Criticism of England’s bowlers by Root and a statement from the coach standing by the original team selections, hint at a siege mentality. It may also reflect deep disappointment with the way that the match conditions at Adelaide did not work in favor of England. The match was a day-night one played with a pink ball.
The first day-night match was played between Australia and New Zealand at Adelaide in late November 2015. Since then, a further 15 have been played, with Australia hosting and winning eight. The Australian authorities are keen on the format because long, warm nights by the coast are suited for attracting spectators to an evening of cricket.
At the outset, there was an issue with what type of ball was most suitable. The white ball, used in limited-over cricket of 20 and 50 overs duration, would deteriorate too much before a new one was due after 80 overs, whilst it would be difficult to pick it out against white clothing. The visibility of the traditional red ball was not good enough under lights. The search for a ball color, which would provide acceptable levels of visibility and durability, involved experiments with orange and yellow before pink was decided upon.
Even so, there were reservations, especially from Indian players and authorities. These focused on the visibility of the ball under lights against bowlers of extreme pace, the extra layer of lacquer which may enable the ball to swing in the air more than a red ball and, in certain locations, evening dew might make the gripping of the ball more difficult, especially for spinners.
There have been aberrations in performance in several of the matches. India, for example, were bowled out for 36 by Australia. Noticeably, none of the men’s day-night Tests have ended in a draw and the conditions are more of a challenge to batters.
Thus, there were high hopes for England in Adelaide. Australia’s captain and quickest bowler was missing, courtesy of COVID-19, another quick bowler was missing through injury, two of the quick bowlers who were playing were nursing side strains and another, with only two Tests to his name, was returning after three years of shoulder rehabilitation. On the English side, both experienced seam bowlers, omitted for the first Test, were picked for conditions deemed to be favorable to them.
In the event, Australia’s batting lineup proved more than up to the task. This was not the case for England’s fragile lineup. Root is one of the finest of his generation but even he cannot paper over all of the cracks. There are signs that the pressure is beginning to tell on him. The third Test begins at Melbourne on Dec. 26 and, unless England’s batsmen can improve, the prospect of a 5-0 series defeat that seemed improbable three weeks ago looms large.
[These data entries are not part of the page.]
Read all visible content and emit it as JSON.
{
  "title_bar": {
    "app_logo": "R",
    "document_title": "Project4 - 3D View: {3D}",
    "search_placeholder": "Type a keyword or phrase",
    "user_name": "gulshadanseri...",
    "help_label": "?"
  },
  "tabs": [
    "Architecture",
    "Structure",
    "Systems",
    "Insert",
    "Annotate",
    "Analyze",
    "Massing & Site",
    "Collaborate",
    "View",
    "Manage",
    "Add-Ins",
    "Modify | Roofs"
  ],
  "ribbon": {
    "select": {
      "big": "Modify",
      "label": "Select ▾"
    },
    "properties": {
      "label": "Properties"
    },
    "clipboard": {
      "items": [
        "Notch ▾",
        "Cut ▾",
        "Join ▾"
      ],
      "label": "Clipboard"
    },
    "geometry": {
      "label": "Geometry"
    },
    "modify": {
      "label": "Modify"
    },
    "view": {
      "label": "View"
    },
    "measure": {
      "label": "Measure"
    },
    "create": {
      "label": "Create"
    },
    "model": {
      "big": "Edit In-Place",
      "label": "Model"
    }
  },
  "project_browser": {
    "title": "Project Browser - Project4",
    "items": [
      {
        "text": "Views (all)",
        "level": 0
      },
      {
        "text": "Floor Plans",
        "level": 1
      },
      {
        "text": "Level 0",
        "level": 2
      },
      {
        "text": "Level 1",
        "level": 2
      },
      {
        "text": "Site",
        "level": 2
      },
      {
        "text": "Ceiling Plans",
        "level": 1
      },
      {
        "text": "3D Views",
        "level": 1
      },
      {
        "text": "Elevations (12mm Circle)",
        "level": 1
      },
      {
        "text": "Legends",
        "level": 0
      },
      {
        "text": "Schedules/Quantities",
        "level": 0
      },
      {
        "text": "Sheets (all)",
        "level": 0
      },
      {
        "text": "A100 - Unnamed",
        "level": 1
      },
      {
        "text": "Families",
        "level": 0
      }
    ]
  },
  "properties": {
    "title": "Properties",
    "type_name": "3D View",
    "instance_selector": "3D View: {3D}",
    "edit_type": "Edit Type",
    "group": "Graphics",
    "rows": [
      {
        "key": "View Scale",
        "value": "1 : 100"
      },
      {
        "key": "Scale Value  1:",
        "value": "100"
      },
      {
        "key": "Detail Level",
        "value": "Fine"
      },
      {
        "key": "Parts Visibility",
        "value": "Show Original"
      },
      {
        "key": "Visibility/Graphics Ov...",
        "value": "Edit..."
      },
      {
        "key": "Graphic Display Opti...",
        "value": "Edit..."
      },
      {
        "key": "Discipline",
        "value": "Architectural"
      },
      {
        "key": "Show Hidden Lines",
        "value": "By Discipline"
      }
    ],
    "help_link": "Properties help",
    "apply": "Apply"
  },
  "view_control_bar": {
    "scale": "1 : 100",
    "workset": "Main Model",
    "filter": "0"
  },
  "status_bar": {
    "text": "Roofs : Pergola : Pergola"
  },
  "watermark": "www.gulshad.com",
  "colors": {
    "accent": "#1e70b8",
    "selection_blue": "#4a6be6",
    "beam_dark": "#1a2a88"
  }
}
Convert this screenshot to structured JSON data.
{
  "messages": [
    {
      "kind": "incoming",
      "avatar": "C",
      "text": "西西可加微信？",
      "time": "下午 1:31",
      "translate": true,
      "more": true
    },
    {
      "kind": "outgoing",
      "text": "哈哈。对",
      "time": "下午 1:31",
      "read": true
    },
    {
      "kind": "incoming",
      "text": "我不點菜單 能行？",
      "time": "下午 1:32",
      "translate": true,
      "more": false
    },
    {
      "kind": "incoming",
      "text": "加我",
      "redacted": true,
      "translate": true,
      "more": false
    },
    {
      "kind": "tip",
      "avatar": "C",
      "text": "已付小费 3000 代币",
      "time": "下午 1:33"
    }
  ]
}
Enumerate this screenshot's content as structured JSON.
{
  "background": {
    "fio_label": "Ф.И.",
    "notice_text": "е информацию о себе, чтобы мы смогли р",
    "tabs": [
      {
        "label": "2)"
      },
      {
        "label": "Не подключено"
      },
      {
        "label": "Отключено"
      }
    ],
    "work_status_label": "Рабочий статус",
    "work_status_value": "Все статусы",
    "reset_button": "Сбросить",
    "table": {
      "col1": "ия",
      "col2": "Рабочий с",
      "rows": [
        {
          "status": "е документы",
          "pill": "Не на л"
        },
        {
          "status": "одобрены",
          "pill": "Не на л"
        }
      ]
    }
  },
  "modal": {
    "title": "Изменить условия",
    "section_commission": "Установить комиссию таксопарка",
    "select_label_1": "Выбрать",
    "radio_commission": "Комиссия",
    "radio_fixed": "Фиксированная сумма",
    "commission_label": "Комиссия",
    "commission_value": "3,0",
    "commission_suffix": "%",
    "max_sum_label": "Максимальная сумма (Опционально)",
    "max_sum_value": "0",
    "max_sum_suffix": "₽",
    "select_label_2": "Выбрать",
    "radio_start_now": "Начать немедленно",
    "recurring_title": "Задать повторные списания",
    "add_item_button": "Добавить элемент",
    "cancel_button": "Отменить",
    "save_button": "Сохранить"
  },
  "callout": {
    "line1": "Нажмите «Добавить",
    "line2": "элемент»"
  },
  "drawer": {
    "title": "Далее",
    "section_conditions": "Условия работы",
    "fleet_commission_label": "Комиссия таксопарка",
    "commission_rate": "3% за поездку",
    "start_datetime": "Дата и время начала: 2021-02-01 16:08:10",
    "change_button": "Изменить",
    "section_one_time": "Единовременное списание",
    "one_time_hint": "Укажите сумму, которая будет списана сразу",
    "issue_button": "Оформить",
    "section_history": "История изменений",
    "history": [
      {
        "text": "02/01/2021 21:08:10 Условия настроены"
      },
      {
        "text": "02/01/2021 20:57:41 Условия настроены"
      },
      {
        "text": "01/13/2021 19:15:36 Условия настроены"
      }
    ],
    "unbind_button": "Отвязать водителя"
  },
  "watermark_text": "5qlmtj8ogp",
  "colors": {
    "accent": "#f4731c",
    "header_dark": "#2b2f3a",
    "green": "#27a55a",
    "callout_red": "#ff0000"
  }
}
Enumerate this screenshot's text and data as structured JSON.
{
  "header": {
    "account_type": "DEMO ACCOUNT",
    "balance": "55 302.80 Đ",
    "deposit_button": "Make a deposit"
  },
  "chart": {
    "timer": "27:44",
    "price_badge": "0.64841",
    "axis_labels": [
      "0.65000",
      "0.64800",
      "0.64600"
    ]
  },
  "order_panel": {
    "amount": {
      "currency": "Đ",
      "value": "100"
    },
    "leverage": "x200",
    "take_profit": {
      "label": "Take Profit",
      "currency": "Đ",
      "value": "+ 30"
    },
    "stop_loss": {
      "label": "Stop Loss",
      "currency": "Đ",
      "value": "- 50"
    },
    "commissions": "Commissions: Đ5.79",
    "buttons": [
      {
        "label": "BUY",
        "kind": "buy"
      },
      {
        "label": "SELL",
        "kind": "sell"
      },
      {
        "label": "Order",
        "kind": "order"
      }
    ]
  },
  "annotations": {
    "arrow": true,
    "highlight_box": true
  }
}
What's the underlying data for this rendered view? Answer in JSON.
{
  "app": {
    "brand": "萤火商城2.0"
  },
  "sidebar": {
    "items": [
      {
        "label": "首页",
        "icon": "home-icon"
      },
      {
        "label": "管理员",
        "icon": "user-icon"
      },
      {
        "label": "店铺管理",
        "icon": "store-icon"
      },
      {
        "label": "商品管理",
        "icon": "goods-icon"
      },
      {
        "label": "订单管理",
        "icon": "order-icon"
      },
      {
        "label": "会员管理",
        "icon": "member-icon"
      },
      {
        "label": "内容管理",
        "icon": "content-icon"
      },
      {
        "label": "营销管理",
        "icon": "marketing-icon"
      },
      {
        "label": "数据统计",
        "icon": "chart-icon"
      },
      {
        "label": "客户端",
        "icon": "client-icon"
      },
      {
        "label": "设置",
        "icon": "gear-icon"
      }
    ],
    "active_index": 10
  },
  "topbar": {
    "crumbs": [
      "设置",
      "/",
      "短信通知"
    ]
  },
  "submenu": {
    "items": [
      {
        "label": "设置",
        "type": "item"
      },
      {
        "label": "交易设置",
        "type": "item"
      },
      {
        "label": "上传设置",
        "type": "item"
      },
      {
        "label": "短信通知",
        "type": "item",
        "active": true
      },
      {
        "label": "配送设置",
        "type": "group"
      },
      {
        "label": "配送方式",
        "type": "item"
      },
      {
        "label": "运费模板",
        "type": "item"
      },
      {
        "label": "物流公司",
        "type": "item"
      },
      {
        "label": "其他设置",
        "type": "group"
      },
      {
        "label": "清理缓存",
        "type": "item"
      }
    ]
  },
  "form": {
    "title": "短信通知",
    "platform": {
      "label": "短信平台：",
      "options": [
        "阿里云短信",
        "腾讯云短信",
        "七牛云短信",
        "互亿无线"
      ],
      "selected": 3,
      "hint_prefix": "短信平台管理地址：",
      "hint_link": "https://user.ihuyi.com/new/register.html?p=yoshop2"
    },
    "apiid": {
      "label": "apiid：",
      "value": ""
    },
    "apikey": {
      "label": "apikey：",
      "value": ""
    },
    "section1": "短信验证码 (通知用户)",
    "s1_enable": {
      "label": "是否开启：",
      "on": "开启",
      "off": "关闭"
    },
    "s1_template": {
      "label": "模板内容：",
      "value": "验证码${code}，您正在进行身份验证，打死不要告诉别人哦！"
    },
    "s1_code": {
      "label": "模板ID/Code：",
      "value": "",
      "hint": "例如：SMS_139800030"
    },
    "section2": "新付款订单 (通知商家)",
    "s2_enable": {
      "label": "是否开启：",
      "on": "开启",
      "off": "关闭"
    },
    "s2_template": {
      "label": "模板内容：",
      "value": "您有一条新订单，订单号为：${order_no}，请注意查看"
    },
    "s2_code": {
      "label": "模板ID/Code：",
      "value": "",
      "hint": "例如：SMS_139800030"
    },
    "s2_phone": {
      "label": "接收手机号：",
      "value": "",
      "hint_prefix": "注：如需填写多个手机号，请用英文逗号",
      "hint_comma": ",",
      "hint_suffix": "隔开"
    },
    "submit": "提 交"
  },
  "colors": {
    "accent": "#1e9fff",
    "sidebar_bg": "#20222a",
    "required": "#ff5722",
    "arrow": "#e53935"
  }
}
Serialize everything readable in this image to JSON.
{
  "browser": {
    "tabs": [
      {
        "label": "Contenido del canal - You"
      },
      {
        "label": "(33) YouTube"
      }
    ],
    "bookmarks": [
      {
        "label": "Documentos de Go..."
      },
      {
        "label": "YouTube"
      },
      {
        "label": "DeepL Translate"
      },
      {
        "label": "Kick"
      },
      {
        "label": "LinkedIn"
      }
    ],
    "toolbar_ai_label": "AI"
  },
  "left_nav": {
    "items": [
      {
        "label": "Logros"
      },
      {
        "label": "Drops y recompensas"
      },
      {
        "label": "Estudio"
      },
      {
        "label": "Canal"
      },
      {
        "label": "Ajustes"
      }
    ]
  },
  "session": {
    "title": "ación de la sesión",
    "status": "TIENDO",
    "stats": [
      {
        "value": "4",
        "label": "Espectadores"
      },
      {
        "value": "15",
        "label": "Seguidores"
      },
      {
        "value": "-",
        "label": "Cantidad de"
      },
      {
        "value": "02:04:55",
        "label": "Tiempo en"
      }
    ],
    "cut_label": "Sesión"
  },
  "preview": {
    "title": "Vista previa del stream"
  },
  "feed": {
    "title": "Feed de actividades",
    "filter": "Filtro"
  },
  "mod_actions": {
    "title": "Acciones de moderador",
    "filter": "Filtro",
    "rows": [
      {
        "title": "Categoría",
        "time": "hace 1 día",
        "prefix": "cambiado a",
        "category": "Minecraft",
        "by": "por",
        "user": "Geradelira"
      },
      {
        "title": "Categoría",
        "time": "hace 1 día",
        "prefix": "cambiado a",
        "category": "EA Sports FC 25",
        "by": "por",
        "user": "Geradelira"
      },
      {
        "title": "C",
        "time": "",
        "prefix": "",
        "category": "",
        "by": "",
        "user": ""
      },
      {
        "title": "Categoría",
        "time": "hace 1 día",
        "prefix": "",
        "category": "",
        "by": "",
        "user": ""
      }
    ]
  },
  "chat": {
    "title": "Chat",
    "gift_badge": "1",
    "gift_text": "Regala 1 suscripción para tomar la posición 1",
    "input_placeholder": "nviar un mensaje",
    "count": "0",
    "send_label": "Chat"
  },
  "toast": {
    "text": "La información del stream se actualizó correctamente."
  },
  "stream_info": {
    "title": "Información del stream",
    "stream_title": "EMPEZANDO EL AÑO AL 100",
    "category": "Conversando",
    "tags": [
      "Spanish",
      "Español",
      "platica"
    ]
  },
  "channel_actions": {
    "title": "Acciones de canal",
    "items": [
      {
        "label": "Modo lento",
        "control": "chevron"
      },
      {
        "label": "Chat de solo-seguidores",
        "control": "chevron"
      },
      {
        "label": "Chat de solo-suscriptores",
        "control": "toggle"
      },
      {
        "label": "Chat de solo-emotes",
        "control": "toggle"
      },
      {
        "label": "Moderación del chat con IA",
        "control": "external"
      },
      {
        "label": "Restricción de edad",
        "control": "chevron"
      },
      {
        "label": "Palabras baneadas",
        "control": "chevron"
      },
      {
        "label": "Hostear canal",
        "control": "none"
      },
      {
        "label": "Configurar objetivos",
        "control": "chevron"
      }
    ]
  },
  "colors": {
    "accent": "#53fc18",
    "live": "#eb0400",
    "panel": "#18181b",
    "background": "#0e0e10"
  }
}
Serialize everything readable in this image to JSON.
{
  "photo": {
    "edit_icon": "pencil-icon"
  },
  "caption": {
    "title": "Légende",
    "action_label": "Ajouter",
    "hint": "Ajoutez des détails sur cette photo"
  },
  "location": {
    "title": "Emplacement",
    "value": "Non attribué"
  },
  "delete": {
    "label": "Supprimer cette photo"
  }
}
Until 2000, only one Ashes series, in 1920-21, had ended 5-0. This was to Australia on home soil. In the last 21 years in Australia, the home team has won two series 5-0 and one 4-0, with England’s only series triumph in 2010-11. This time, Australia has turned itself around from having a captaincy crisis, a dearth of Test-match cricket, and doubts over the form of its core batting, to being in almost total control of the series. The crisis has been transferred to England. Its captain may be asking, why me?